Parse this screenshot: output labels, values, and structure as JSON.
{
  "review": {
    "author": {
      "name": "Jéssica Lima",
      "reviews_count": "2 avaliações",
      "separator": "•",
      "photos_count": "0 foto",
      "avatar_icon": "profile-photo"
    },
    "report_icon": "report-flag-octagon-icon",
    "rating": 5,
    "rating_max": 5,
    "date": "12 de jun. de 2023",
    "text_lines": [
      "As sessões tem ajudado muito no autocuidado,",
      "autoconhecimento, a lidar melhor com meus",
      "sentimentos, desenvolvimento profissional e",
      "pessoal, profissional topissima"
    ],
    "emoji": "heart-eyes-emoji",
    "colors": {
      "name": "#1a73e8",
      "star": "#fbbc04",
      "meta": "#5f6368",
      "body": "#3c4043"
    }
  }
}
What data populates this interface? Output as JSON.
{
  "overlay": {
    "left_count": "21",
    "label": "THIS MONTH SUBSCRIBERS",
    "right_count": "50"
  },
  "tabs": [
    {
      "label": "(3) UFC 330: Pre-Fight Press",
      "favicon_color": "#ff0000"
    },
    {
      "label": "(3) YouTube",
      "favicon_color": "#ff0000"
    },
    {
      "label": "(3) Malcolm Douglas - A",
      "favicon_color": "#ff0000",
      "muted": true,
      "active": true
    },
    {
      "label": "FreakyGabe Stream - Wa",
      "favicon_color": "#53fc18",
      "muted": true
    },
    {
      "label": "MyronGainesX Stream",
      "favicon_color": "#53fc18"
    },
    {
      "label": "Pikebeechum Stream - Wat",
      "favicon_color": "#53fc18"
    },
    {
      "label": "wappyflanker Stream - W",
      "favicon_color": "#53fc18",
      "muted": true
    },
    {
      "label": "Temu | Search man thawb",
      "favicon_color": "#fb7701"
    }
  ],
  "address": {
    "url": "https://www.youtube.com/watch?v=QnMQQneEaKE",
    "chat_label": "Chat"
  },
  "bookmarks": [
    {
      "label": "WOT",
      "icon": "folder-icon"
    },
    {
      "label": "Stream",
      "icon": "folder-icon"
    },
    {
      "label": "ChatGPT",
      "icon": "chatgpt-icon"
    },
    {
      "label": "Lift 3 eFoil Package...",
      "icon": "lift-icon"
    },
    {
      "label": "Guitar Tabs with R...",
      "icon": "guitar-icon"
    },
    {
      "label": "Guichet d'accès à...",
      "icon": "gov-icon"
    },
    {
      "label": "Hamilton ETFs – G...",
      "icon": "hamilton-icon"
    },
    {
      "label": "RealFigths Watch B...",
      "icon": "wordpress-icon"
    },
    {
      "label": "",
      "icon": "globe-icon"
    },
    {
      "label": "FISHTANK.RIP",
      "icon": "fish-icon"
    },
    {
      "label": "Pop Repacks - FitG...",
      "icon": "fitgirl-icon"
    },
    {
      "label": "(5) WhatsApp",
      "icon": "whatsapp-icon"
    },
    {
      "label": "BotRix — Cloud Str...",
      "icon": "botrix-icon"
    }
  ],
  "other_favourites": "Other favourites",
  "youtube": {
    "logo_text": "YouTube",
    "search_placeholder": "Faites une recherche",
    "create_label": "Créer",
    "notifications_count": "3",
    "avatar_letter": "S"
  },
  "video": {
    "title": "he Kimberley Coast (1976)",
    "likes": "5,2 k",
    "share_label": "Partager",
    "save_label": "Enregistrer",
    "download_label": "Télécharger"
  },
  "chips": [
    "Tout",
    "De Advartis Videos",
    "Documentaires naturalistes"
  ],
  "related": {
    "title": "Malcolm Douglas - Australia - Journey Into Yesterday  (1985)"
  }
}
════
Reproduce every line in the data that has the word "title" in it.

    "title": "he Kimberley Coast (1976)",
    "title": "Malcolm Douglas - Australia - Journey Into Yesterday  (1985)"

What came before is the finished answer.